## [Problem to solve]
Determine how many lines of the entries that follow contain "Show", and respond with that number alone.

## [Collection entries]
= Beginning of Section =

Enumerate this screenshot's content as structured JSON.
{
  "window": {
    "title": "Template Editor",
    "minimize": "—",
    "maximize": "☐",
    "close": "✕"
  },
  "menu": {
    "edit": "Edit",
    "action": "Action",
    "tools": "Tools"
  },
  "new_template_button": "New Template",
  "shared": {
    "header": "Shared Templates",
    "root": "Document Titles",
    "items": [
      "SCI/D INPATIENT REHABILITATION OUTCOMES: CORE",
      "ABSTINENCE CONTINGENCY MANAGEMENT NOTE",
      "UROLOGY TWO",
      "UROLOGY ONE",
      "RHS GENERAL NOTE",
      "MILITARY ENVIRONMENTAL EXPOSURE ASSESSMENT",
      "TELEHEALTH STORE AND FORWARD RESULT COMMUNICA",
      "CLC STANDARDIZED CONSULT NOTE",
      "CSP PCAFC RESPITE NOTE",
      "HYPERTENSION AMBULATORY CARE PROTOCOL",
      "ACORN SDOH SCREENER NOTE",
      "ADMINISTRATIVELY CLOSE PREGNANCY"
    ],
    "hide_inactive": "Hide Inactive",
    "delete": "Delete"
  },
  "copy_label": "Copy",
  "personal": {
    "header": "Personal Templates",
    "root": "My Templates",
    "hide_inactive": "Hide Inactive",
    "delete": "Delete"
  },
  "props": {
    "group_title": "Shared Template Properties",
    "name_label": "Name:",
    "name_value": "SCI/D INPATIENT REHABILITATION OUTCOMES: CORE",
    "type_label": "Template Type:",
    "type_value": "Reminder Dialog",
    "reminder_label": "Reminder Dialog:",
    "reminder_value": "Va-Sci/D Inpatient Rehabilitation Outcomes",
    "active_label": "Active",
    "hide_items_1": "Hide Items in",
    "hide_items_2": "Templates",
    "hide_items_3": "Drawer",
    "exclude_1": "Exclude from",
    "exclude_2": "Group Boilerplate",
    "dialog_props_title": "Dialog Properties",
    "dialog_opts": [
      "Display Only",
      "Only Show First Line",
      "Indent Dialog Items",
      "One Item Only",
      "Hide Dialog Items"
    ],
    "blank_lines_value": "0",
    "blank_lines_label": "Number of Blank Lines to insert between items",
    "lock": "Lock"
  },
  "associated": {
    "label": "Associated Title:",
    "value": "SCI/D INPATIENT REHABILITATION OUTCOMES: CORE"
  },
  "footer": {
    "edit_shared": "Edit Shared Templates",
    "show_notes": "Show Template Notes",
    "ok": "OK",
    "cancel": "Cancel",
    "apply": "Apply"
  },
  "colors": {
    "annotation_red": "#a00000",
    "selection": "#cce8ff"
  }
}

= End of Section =

## [Written reply]
2